Exercise requirements — Write only the count of lines that hold the word "arrow" in the listing.

Source information —

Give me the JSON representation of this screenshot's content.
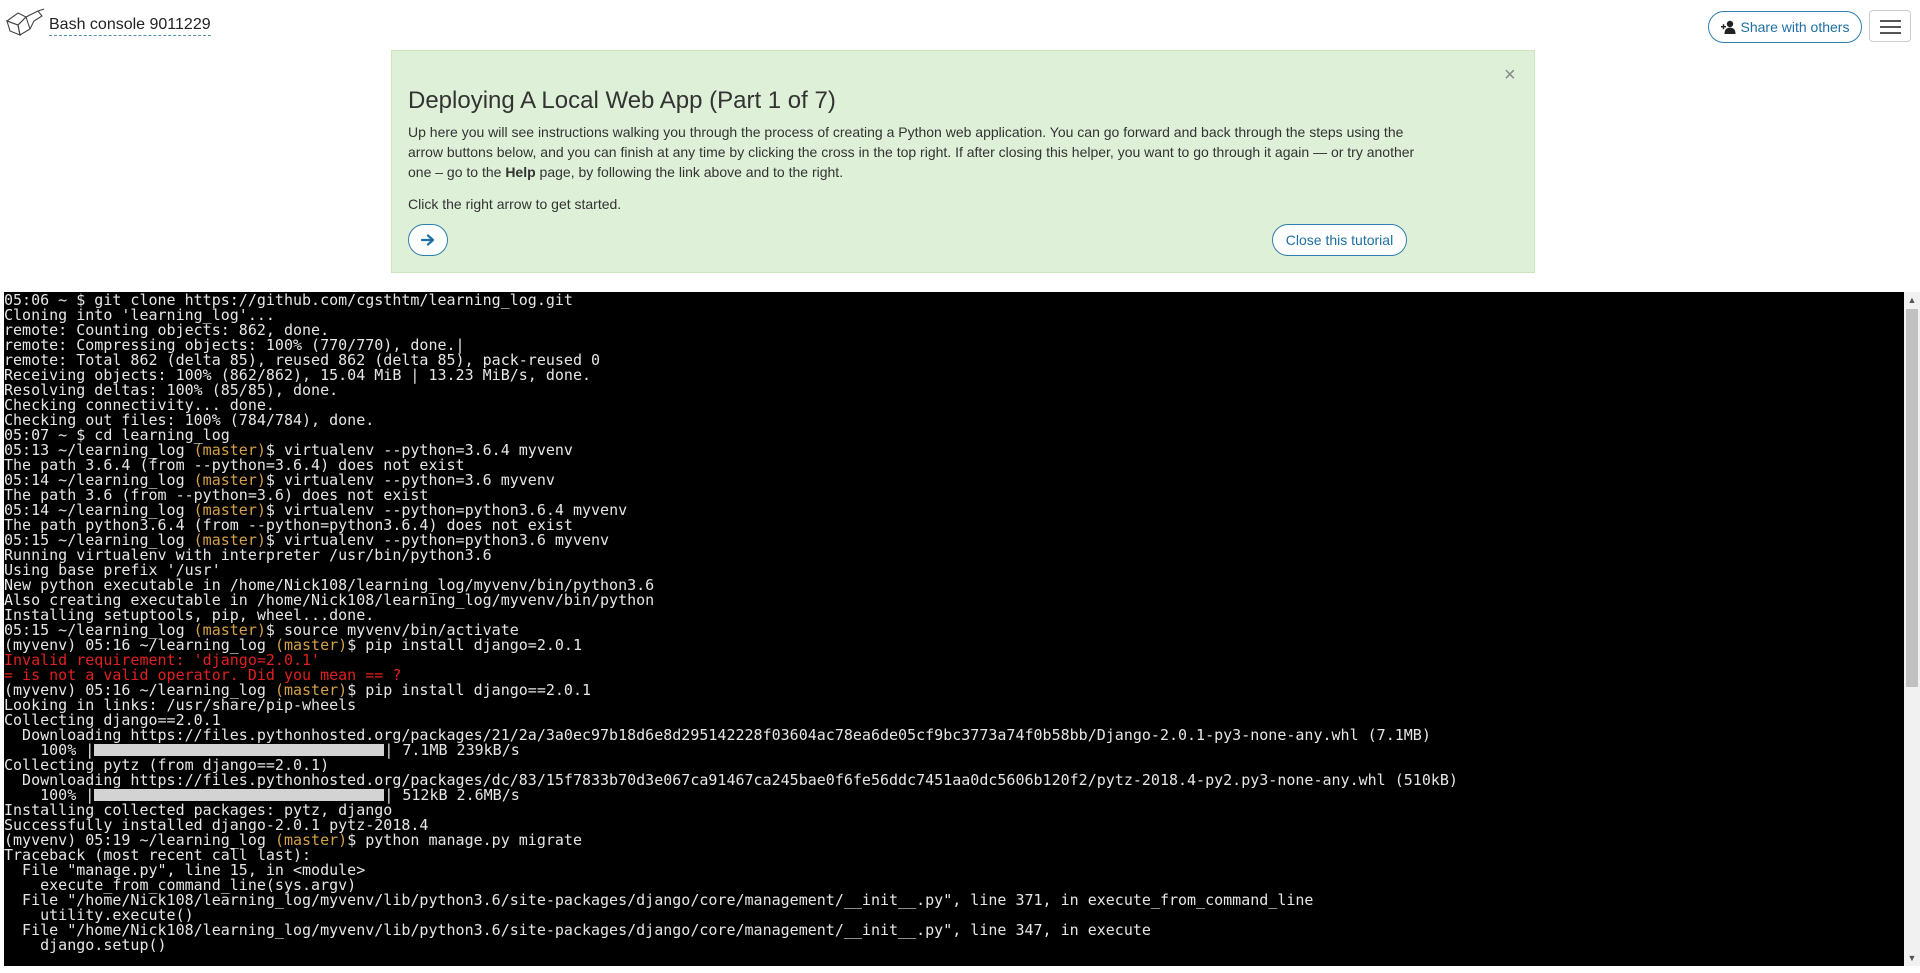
{
  "header": {
    "console_title": "Bash console 9011229",
    "share_label": "Share with others",
    "logo_icon": "pythonanywhere-logo-icon",
    "menu_icon": "hamburger-menu-icon"
  },
  "tutorial": {
    "title": "Deploying A Local Web App (Part 1 of 7)",
    "body_1": "Up here you will see instructions walking you through the process of creating a Python web application. You can go forward and back through the steps using the arrow buttons below, and you can finish at any time by clicking the cross in the top right. If after closing this helper, you want to go through it again — or try another one – go to the ",
    "body_help": "Help",
    "body_2": " page, by following the link above and to the right.",
    "hint": "Click the right arrow to get started.",
    "close_x": "×",
    "next_icon": "arrow-right-icon",
    "close_label": "Close this tutorial",
    "background_color": "#dff0d8"
  },
  "terminal": {
    "colors": {
      "text": "#e6e6e6",
      "branch": "#d4a14a",
      "error": "#e02020",
      "background": "#000000"
    },
    "lines": [
      [
        {
          "t": "05:06 ~ $ git clone https://github.com/cgsthtm/learning_log.git"
        }
      ],
      [
        {
          "t": "Cloning into 'learning_log'..."
        }
      ],
      [
        {
          "t": "remote: Counting objects: 862, done."
        }
      ],
      [
        {
          "t": "remote: Compressing objects: 100% (770/770), done.|"
        }
      ],
      [
        {
          "t": "remote: Total 862 (delta 85), reused 862 (delta 85), pack-reused 0"
        }
      ],
      [
        {
          "t": "Receiving objects: 100% (862/862), 15.04 MiB | 13.23 MiB/s, done."
        }
      ],
      [
        {
          "t": "Resolving deltas: 100% (85/85), done."
        }
      ],
      [
        {
          "t": "Checking connectivity... done."
        }
      ],
      [
        {
          "t": "Checking out files: 100% (784/784), done."
        }
      ],
      [
        {
          "t": "05:07 ~ $ cd learning_log"
        }
      ],
      [
        {
          "t": "05:13 ~/learning_log "
        },
        {
          "t": "(master)",
          "c": "branch"
        },
        {
          "t": "$ virtualenv --python=3.6.4 myvenv"
        }
      ],
      [
        {
          "t": "The path 3.6.4 (from --python=3.6.4) does not exist"
        }
      ],
      [
        {
          "t": "05:14 ~/learning_log "
        },
        {
          "t": "(master)",
          "c": "branch"
        },
        {
          "t": "$ virtualenv --python=3.6 myvenv"
        }
      ],
      [
        {
          "t": "The path 3.6 (from --python=3.6) does not exist"
        }
      ],
      [
        {
          "t": "05:14 ~/learning_log "
        },
        {
          "t": "(master)",
          "c": "branch"
        },
        {
          "t": "$ virtualenv --python=python3.6.4 myvenv"
        }
      ],
      [
        {
          "t": "The path python3.6.4 (from --python=python3.6.4) does not exist"
        }
      ],
      [
        {
          "t": "05:15 ~/learning_log "
        },
        {
          "t": "(master)",
          "c": "branch"
        },
        {
          "t": "$ virtualenv --python=python3.6 myvenv"
        }
      ],
      [
        {
          "t": "Running virtualenv with interpreter /usr/bin/python3.6"
        }
      ],
      [
        {
          "t": "Using base prefix '/usr'"
        }
      ],
      [
        {
          "t": "New python executable in /home/Nick108/learning_log/myvenv/bin/python3.6"
        }
      ],
      [
        {
          "t": "Also creating executable in /home/Nick108/learning_log/myvenv/bin/python"
        }
      ],
      [
        {
          "t": "Installing setuptools, pip, wheel...done."
        }
      ],
      [
        {
          "t": "05:15 ~/learning_log "
        },
        {
          "t": "(master)",
          "c": "branch"
        },
        {
          "t": "$ source myvenv/bin/activate"
        }
      ],
      [
        {
          "t": "(myvenv) 05:16 ~/learning_log "
        },
        {
          "t": "(master)",
          "c": "branch"
        },
        {
          "t": "$ pip install django=2.0.1"
        }
      ],
      [
        {
          "t": "Invalid requirement: 'django=2.0.1'",
          "c": "err"
        }
      ],
      [
        {
          "t": "= is not a valid operator. Did you mean == ?",
          "c": "err"
        }
      ],
      [
        {
          "t": "(myvenv) 05:16 ~/learning_log "
        },
        {
          "t": "(master)",
          "c": "branch"
        },
        {
          "t": "$ pip install django==2.0.1"
        }
      ],
      [
        {
          "t": "Looking in links: /usr/share/pip-wheels"
        }
      ],
      [
        {
          "t": "Collecting django==2.0.1"
        }
      ],
      [
        {
          "t": "  Downloading https://files.pythonhosted.org/packages/21/2a/3a0ec97b18d6e8d295142228f03604ac78ea6de05cf9bc3773a74f0b58bb/Django-2.0.1-py3-none-any.whl (7.1MB)"
        }
      ],
      [
        {
          "t": "    100% |"
        },
        {
          "t": "",
          "c": "bar"
        },
        {
          "t": "| 7.1MB 239kB/s"
        }
      ],
      [
        {
          "t": "Collecting pytz (from django==2.0.1)"
        }
      ],
      [
        {
          "t": "  Downloading https://files.pythonhosted.org/packages/dc/83/15f7833b70d3e067ca91467ca245bae0f6fe56ddc7451aa0dc5606b120f2/pytz-2018.4-py2.py3-none-any.whl (510kB)"
        }
      ],
      [
        {
          "t": "    100% |"
        },
        {
          "t": "",
          "c": "bar"
        },
        {
          "t": "| 512kB 2.6MB/s"
        }
      ],
      [
        {
          "t": "Installing collected packages: pytz, django"
        }
      ],
      [
        {
          "t": "Successfully installed django-2.0.1 pytz-2018.4"
        }
      ],
      [
        {
          "t": "(myvenv) 05:19 ~/learning_log "
        },
        {
          "t": "(master)",
          "c": "branch"
        },
        {
          "t": "$ python manage.py migrate"
        }
      ],
      [
        {
          "t": "Traceback (most recent call last):"
        }
      ],
      [
        {
          "t": "  File \"manage.py\", line 15, in <module>"
        }
      ],
      [
        {
          "t": "    execute_from_command_line(sys.argv)"
        }
      ],
      [
        {
          "t": "  File \"/home/Nick108/learning_log/myvenv/lib/python3.6/site-packages/django/core/management/__init__.py\", line 371, in execute_from_command_line"
        }
      ],
      [
        {
          "t": "    utility.execute()"
        }
      ],
      [
        {
          "t": "  File \"/home/Nick108/learning_log/myvenv/lib/python3.6/site-packages/django/core/management/__init__.py\", line 347, in execute"
        }
      ],
      [
        {
          "t": "    django.setup()"
        }
      ]
    ],
    "progress_bars": [
      1.0,
      1.0
    ]
  },
  "scrollbar": {
    "up_icon": "scroll-up-arrow-icon",
    "down_icon": "scroll-down-arrow-icon"
  }
}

Task response — 5